Americans are told that the Middle East peace talks between Israel and Palestinians are dead. That appears true for the moment, but it cannot be for the long run — unless the two parties, the United States, and the rest of the world are prepared to continue living in a climate of unrest, with the threat of war hanging over their heads.
If the talks are done for now, their demise is a setback for President Obama and Secretary of State John Kerry, who has devoted endless hours and miles to working with both sides, which have been in conflict since 1948.
Mr. Obama launched his effort in 2009, after his first-term election. His first attempt failed when Israel did not stop expanding settlements in the West Bank, and Palestinians refused to continue talks unless it did.

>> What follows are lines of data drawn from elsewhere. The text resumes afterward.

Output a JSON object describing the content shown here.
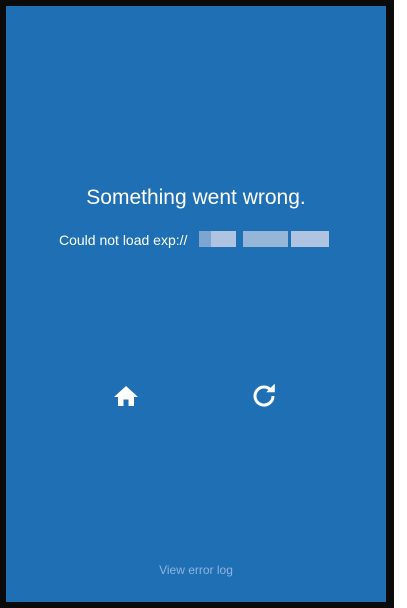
{
  "error_screen": {
    "title": "Something went wrong.",
    "message": "Could not load exp://",
    "message_suffix_redacted": true,
    "view_error_log_label": "View error log"
  },
  "actions": {
    "home_icon": "home-icon",
    "reload_icon": "reload-icon"
  },
  "colors": {
    "background": "#1f6fb5",
    "text": "#ffffff",
    "muted_link": "#8fb4dc",
    "frame": "#0b0b0b"
  }
}
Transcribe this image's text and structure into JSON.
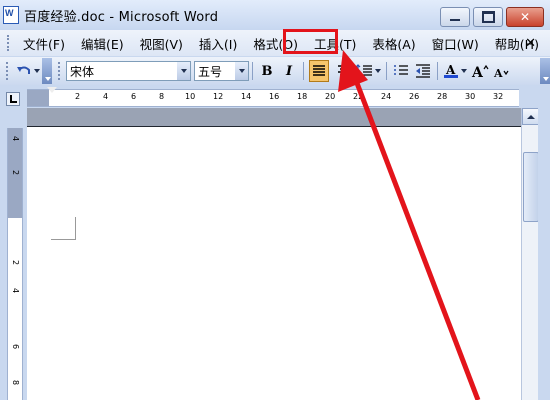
{
  "window": {
    "title": "百度经验.doc - Microsoft Word"
  },
  "menu": {
    "items": [
      {
        "label": "文件(F)"
      },
      {
        "label": "编辑(E)"
      },
      {
        "label": "视图(V)"
      },
      {
        "label": "插入(I)"
      },
      {
        "label": "格式(O)"
      },
      {
        "label": "工具(T)"
      },
      {
        "label": "表格(A)"
      },
      {
        "label": "窗口(W)"
      },
      {
        "label": "帮助(H)"
      }
    ],
    "close_label": "✕"
  },
  "toolbar": {
    "font_name": "宋体",
    "font_size": "五号",
    "bold_label": "B",
    "italic_label": "I"
  },
  "ruler": {
    "ticks": [
      "2",
      "4",
      "6",
      "8",
      "10",
      "12",
      "14",
      "16",
      "18",
      "20",
      "22",
      "24",
      "26",
      "28",
      "30",
      "32"
    ]
  },
  "vruler": {
    "ticks": [
      "4",
      "2",
      "2",
      "4",
      "6",
      "8"
    ]
  },
  "colors": {
    "highlight": "#e3141b",
    "active_button": "#f6c56b",
    "font_color_bar": "#1f49d1"
  }
}
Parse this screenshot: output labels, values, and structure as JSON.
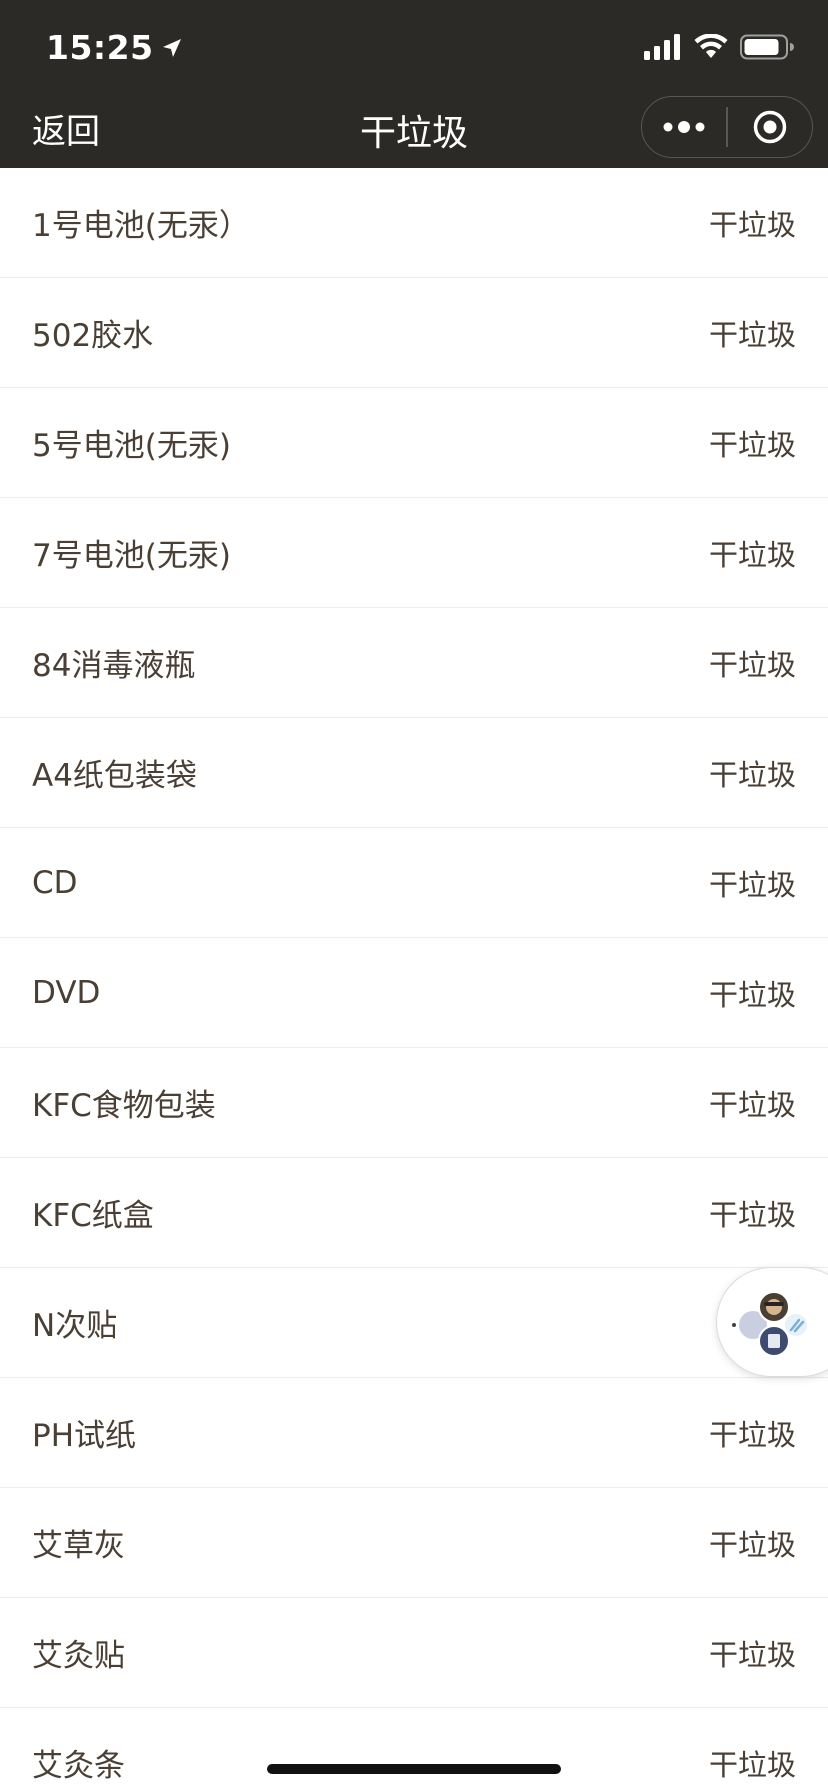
{
  "status_bar": {
    "time": "15:25",
    "icons": [
      "location-arrow-icon",
      "signal-icon",
      "wifi-icon",
      "battery-icon"
    ]
  },
  "nav": {
    "back_label": "返回",
    "title": "干垃圾",
    "capsule_icons": [
      "more-dots-icon",
      "close-target-icon"
    ]
  },
  "colors": {
    "header_bg": "#2c2a26",
    "text": "#4a3f35",
    "divider": "#ececec"
  },
  "list": {
    "items": [
      {
        "name": "1号电池(无汞）",
        "category": "干垃圾"
      },
      {
        "name": "502胶水",
        "category": "干垃圾"
      },
      {
        "name": "5号电池(无汞)",
        "category": "干垃圾"
      },
      {
        "name": "7号电池(无汞)",
        "category": "干垃圾"
      },
      {
        "name": "84消毒液瓶",
        "category": "干垃圾"
      },
      {
        "name": "A4纸包装袋",
        "category": "干垃圾"
      },
      {
        "name": "CD",
        "category": "干垃圾"
      },
      {
        "name": "DVD",
        "category": "干垃圾"
      },
      {
        "name": "KFC食物包装",
        "category": "干垃圾"
      },
      {
        "name": "KFC纸盒",
        "category": "干垃圾"
      },
      {
        "name": "N次贴",
        "category": ""
      },
      {
        "name": "PH试纸",
        "category": "干垃圾"
      },
      {
        "name": "艾草灰",
        "category": "干垃圾"
      },
      {
        "name": "艾灸贴",
        "category": "干垃圾"
      },
      {
        "name": "艾灸条",
        "category": "干垃圾"
      }
    ]
  },
  "floating_bubble": {
    "icon": "avatar-group-icon"
  }
}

Hillary Clinton, Mr. Obama’s first secretary of State, declined to become actively involved in the peacemaking process, understanding the political risks to her that it entailed. Mr. Kerry, however, tackled the problem head on.

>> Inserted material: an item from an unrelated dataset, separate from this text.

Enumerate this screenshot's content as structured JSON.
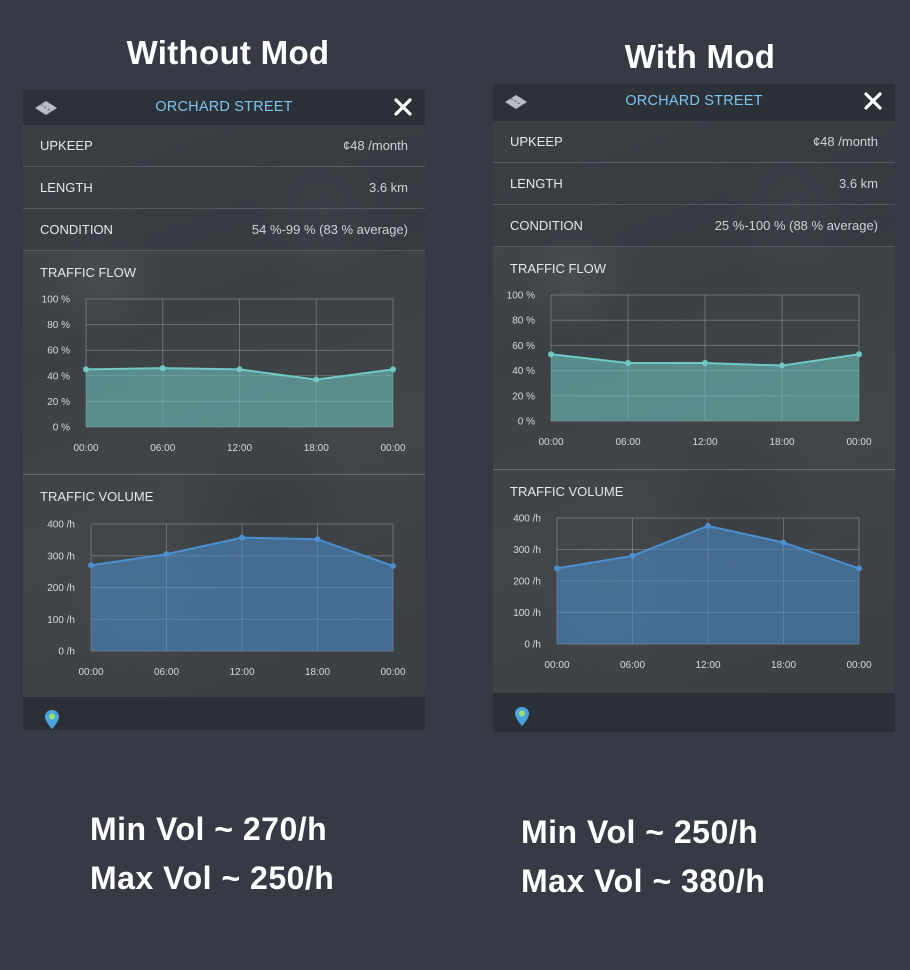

This most recent effort flopped when Israeli refused to free Palestinian prisoners. Palestinians responded by seeking membership in 15 international organizations and reunifying Hamas in Gaza with Fatah in the West Bank. As a result, Israeli Prime Minister Benjamin Netanyahu declared the talks dead.
Hostility remains. Israel can’t maintain a democratic Jewish state without dealing with its growing Muslim and Christian Arab minority. Palestinians seek a self-governing homeland for their 11 million people in the West Bank, Gaza, Israel, and other Mideast countries. Possibilities of violence continue in the form of a third Palestinian uprising or in cross-border conflict between Israel and its Arab neighbors.
Any suggestion of relief from the tension in the talks through their current stall is deceptive. The much bigger and deadly problem remains.